* _TASK DESCRIPTION_: Check the records below line by line. Give the count of lines with "your", and nothing else.

* _MATERIAL SHOWN_:
++++++

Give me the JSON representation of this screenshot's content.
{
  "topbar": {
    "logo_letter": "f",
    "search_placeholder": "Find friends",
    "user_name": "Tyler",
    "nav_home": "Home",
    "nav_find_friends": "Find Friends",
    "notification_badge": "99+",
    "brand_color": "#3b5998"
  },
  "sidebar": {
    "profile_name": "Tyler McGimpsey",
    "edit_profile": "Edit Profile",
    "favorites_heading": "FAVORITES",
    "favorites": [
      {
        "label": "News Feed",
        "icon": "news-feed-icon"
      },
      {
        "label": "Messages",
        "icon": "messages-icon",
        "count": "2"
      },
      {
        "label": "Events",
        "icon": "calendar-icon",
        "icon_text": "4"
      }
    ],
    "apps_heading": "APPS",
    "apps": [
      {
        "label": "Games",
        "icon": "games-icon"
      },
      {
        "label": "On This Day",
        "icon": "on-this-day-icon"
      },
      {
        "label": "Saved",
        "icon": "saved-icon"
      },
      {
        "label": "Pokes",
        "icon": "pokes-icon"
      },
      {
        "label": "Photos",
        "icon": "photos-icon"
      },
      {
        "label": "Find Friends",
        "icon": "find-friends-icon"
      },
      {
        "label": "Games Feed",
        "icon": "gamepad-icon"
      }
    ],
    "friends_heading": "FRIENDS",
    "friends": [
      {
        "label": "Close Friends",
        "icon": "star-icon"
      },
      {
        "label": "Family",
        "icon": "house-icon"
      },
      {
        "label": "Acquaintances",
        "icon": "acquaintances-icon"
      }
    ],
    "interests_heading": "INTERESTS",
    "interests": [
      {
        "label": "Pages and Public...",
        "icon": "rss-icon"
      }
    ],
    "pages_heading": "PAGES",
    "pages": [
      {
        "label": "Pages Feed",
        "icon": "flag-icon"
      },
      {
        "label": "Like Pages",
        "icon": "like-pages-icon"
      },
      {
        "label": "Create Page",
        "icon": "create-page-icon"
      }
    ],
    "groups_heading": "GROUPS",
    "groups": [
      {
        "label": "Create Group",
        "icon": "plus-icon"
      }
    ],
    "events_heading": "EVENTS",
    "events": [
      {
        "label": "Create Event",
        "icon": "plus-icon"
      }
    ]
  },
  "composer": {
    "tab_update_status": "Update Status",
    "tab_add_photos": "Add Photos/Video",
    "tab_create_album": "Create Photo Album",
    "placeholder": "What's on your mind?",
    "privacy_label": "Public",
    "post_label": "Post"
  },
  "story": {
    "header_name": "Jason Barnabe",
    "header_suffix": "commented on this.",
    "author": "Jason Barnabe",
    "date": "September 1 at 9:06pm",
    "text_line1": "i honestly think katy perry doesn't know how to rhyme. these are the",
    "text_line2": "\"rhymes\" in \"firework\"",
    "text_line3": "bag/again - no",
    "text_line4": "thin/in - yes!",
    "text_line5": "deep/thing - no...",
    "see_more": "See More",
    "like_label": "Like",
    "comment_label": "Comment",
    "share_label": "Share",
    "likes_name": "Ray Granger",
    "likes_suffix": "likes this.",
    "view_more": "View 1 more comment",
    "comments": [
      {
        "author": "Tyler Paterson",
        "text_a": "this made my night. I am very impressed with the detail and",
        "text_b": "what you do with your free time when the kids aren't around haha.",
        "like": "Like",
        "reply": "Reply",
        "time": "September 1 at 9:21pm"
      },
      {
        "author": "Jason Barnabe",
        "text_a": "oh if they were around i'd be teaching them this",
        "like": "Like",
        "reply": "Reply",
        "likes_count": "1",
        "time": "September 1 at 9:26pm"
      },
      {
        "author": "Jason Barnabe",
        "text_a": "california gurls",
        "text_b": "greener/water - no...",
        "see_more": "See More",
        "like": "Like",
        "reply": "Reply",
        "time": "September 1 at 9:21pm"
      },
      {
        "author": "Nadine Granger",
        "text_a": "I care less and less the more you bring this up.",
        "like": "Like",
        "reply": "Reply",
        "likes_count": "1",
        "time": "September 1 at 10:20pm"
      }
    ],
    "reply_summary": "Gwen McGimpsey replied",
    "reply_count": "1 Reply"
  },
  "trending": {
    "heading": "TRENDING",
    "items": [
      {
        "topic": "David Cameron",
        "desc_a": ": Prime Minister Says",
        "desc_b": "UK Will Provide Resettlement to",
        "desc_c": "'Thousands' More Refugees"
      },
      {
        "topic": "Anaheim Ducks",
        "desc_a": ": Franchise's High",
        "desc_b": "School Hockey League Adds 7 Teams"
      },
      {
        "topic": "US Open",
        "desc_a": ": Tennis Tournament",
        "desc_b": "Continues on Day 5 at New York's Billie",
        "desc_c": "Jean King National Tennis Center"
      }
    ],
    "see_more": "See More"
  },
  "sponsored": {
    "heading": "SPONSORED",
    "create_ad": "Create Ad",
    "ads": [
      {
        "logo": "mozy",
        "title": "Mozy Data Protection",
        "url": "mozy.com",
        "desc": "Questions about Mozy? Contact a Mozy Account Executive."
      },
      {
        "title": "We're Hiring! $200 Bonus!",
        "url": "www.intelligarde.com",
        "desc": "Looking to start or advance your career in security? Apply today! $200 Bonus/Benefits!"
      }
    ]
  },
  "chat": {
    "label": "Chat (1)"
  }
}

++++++

* _ANSWER SPACE_: 3